Gather each line of the records where "tools" appears.

(Beginning of Data supplied)

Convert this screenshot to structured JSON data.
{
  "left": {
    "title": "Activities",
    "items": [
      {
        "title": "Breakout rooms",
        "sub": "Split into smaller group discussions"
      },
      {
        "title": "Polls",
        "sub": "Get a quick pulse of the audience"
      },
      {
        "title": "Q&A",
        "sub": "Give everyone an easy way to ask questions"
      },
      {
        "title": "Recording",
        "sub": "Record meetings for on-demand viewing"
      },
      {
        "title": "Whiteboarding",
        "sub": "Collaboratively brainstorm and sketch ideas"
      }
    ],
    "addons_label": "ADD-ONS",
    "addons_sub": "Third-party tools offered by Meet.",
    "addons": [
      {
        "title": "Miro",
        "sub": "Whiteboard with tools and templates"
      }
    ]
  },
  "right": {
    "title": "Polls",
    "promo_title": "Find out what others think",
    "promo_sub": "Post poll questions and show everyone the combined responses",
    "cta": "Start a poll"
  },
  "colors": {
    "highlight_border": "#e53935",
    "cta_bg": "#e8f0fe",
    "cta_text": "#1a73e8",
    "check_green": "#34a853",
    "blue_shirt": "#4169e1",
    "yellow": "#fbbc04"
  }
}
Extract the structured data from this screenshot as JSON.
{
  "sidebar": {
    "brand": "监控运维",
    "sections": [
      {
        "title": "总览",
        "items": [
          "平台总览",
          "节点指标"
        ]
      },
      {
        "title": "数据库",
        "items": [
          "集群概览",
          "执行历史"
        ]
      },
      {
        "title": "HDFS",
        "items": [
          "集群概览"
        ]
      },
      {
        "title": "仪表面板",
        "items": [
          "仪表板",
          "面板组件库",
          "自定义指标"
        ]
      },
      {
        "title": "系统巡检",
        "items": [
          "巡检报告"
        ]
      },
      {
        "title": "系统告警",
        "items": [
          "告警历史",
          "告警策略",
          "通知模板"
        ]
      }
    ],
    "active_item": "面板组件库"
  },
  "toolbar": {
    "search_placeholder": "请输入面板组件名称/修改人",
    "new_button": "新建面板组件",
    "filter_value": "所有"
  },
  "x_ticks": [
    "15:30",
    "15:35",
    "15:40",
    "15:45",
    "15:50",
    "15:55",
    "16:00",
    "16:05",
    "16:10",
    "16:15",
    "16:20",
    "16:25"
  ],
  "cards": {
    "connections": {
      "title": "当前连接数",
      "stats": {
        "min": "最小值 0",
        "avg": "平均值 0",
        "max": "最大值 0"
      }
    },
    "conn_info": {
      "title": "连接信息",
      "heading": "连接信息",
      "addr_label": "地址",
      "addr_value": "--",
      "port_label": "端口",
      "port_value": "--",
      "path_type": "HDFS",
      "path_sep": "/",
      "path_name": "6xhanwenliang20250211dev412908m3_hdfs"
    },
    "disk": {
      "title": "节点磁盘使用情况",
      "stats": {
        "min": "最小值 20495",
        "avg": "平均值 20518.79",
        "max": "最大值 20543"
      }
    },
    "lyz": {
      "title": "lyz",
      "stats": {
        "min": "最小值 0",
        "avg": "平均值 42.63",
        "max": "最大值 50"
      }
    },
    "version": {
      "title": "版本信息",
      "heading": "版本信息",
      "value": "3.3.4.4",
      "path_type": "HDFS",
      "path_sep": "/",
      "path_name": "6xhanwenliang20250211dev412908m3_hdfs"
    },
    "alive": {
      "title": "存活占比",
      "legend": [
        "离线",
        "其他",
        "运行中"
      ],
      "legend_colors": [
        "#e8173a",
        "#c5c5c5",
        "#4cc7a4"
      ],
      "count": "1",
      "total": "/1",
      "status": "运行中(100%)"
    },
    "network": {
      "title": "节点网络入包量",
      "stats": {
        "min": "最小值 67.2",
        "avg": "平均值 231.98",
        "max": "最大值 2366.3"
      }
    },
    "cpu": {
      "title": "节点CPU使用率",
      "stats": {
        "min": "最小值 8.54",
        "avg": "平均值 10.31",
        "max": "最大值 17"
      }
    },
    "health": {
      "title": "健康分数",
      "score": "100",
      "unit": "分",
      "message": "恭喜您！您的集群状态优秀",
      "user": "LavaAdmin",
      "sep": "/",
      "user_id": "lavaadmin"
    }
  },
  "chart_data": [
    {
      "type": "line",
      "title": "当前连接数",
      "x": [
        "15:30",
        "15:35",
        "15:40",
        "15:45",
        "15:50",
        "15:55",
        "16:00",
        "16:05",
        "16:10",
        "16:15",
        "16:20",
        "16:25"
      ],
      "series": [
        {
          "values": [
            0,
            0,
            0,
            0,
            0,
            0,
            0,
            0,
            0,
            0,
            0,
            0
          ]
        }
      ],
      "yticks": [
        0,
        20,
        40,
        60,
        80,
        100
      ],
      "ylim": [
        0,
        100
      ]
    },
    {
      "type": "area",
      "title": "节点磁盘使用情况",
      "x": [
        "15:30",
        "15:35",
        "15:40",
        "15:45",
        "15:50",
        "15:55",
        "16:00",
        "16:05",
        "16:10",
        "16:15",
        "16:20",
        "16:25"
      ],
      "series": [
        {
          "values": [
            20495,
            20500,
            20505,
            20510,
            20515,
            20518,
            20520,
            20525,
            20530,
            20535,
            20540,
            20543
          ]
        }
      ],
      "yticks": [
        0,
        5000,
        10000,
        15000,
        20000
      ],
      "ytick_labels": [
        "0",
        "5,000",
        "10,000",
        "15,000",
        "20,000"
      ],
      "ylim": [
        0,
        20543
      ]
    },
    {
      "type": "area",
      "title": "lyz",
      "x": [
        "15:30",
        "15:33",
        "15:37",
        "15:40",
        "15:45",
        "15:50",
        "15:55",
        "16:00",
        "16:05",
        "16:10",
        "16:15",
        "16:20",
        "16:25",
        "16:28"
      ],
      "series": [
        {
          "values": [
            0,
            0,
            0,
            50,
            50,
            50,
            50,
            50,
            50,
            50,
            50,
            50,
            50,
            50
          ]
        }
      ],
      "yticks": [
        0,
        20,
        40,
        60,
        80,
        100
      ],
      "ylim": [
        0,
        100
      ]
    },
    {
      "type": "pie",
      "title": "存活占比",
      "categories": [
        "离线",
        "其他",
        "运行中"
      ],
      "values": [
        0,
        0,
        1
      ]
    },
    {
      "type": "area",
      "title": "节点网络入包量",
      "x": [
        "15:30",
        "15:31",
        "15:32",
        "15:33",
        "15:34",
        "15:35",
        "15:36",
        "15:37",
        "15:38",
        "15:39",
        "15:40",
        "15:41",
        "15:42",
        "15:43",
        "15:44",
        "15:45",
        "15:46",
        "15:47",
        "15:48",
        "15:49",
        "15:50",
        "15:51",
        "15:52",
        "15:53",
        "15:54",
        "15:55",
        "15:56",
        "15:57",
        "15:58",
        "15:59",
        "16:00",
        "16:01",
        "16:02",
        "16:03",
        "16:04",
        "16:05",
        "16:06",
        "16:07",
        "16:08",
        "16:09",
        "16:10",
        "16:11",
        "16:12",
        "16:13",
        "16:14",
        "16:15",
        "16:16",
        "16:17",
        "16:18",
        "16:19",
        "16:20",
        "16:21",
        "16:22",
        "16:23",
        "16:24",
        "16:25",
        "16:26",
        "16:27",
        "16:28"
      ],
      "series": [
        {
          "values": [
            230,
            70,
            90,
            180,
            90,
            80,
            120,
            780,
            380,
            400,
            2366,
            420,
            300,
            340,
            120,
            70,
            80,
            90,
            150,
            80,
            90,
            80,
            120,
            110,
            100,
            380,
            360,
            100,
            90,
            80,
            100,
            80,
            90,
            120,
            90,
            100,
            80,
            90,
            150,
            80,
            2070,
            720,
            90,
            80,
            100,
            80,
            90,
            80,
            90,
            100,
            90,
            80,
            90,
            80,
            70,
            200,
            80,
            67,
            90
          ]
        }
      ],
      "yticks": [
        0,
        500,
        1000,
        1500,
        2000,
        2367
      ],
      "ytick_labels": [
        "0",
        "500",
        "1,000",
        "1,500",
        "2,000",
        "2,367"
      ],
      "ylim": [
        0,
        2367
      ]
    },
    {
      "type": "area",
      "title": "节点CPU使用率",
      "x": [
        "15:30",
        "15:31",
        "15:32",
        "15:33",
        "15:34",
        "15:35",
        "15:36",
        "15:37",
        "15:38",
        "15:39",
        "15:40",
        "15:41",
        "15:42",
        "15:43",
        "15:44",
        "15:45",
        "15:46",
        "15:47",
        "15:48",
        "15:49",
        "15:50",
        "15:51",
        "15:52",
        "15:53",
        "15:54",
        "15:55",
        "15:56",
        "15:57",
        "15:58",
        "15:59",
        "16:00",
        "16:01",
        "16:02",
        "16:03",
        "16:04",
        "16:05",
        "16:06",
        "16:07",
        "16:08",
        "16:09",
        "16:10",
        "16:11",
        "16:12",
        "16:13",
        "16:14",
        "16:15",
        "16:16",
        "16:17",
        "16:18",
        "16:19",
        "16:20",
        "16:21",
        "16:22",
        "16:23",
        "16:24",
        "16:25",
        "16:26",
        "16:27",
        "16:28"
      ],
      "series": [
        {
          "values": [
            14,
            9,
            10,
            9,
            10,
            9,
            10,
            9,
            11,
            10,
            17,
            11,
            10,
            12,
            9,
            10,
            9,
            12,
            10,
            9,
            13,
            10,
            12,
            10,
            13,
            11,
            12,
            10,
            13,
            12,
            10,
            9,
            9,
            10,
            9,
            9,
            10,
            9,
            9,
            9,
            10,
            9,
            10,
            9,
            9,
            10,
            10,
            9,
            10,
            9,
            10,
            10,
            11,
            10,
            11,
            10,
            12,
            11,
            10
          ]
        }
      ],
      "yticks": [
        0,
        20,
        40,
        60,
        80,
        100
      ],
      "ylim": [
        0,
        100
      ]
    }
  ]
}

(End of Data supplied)

Exercise output
    "addons_sub": "Third-party tools offered by Meet.",
        "sub": "Whiteboard with tools and templates"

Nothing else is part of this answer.